Go line by line through the entries below and copy those containing the string "left".
-- Opening Marker --
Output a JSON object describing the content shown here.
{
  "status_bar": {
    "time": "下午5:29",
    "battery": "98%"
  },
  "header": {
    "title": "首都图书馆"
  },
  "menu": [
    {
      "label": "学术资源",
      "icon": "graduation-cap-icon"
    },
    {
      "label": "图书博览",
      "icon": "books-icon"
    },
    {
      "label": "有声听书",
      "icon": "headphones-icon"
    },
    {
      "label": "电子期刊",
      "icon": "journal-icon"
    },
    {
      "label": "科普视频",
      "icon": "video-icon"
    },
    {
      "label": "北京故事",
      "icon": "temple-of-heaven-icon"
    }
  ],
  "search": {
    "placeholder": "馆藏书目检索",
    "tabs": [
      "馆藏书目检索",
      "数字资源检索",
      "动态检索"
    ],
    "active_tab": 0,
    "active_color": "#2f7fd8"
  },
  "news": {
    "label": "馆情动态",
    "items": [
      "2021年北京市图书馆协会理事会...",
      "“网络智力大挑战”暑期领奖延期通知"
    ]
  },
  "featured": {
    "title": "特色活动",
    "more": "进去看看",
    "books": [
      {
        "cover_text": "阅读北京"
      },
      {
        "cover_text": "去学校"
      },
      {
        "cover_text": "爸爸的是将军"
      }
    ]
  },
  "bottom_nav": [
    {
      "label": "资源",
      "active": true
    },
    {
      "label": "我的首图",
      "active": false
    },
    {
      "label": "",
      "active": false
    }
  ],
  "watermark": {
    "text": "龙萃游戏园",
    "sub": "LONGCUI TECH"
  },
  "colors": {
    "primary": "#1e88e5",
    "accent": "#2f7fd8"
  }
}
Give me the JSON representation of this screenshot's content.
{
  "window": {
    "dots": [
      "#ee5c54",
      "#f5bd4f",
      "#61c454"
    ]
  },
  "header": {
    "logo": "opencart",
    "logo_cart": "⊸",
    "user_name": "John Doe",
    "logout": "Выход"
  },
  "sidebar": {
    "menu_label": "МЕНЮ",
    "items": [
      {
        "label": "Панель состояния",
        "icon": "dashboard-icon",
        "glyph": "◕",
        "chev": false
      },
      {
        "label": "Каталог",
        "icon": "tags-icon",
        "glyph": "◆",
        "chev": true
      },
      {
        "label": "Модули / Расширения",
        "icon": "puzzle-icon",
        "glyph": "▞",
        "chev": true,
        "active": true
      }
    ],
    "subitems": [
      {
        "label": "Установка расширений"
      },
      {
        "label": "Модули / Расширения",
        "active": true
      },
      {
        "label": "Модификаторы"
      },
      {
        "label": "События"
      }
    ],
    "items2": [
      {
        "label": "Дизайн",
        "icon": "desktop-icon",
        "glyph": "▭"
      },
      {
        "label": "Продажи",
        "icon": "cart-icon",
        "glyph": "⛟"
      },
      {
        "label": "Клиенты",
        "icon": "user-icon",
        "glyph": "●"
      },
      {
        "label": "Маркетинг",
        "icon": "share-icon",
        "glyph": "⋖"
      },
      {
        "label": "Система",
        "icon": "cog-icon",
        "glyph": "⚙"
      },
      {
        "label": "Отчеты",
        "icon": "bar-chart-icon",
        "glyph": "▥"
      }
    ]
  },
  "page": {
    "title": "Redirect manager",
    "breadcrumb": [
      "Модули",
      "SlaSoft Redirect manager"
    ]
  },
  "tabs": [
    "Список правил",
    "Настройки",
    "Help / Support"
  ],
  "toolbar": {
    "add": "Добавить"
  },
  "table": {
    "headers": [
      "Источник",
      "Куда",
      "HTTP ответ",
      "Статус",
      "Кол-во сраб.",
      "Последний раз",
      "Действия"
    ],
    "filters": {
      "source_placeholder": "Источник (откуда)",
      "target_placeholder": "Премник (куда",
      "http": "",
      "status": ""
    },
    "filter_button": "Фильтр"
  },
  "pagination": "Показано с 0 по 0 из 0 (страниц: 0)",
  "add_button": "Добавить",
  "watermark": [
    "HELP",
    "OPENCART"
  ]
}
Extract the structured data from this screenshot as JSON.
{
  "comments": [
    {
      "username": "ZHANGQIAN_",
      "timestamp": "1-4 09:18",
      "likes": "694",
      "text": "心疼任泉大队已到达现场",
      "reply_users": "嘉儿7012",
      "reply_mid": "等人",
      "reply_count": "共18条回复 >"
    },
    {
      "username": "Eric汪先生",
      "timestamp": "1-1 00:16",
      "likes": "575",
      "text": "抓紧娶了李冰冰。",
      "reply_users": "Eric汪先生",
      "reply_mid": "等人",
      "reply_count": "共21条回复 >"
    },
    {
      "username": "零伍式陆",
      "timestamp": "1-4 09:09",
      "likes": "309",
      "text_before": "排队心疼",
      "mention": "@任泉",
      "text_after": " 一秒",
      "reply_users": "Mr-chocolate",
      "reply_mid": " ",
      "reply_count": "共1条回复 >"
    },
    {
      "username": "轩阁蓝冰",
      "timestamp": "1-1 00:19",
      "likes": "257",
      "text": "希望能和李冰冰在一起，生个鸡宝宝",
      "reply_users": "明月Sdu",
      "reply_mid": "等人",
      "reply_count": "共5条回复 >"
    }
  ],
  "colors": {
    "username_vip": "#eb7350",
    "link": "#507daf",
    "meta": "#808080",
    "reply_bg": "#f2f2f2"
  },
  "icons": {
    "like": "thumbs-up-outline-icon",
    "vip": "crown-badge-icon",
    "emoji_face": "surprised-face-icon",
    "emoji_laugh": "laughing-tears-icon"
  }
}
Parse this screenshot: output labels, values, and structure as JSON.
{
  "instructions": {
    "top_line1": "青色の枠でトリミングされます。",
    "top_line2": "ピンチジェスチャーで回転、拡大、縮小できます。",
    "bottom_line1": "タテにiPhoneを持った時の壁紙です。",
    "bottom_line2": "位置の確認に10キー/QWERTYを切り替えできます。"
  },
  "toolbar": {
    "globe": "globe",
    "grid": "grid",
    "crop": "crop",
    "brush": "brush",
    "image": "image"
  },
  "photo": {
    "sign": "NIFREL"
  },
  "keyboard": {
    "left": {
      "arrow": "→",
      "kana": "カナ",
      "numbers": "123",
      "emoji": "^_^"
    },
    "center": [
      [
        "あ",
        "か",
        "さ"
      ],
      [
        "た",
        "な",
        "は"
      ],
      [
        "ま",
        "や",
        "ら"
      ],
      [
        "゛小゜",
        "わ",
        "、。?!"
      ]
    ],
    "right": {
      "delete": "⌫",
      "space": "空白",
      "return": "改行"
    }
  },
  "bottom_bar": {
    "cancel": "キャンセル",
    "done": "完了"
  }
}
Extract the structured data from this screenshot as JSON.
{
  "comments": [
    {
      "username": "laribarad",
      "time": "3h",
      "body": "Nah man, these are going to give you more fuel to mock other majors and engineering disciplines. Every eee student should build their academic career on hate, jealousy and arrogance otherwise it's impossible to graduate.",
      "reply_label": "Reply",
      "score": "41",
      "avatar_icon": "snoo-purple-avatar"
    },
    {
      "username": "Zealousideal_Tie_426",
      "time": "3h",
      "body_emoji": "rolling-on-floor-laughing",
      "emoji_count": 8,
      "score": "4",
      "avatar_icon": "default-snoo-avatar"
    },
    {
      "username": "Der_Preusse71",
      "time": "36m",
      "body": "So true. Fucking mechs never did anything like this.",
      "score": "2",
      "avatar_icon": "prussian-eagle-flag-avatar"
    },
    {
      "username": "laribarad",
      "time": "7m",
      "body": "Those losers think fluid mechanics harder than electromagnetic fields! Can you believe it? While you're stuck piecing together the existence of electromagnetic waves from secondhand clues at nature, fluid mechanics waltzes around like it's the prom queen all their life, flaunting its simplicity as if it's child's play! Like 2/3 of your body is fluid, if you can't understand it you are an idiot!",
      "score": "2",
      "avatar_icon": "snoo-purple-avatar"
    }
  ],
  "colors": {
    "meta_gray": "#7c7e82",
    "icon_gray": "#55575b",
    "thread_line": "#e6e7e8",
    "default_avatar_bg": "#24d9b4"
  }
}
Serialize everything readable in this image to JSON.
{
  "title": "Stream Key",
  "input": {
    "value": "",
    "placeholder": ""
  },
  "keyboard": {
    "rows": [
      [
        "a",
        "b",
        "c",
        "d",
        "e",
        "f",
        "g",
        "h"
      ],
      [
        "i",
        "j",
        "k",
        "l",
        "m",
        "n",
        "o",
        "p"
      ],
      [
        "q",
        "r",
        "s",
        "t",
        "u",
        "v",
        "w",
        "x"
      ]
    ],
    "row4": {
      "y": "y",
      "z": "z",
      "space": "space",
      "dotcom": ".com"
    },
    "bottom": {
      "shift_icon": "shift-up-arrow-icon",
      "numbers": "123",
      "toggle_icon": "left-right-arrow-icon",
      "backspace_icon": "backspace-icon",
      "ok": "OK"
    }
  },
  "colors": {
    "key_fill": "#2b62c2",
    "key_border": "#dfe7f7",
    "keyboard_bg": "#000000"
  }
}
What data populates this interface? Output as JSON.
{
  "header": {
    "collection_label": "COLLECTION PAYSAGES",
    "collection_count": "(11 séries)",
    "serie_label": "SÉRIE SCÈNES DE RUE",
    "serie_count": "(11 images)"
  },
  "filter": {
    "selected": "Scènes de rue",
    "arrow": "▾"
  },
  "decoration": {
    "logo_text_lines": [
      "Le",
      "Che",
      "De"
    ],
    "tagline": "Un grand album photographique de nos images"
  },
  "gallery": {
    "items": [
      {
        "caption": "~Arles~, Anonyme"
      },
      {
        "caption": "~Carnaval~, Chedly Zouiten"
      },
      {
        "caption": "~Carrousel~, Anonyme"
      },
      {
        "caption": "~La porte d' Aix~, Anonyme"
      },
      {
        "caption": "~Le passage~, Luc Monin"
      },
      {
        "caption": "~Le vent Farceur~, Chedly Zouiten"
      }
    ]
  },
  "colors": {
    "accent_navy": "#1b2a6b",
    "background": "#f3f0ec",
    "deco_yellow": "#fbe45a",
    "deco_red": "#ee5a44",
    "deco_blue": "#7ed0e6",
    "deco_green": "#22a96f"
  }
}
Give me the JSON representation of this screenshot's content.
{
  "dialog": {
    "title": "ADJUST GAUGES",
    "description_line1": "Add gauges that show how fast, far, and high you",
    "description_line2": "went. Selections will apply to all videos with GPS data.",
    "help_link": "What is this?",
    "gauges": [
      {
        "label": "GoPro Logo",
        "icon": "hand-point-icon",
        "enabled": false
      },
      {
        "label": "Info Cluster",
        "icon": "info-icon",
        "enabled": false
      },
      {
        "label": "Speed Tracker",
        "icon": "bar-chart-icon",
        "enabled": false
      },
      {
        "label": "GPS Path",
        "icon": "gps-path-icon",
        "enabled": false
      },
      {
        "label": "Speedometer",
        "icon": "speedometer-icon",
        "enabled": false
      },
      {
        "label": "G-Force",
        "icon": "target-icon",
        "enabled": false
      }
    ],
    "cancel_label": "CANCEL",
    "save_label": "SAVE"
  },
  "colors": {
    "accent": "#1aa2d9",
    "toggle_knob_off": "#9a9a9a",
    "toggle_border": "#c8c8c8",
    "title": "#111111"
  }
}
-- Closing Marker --
**Response to the task**
    "left": {
      "toggle_icon": "left-right-arrow-icon",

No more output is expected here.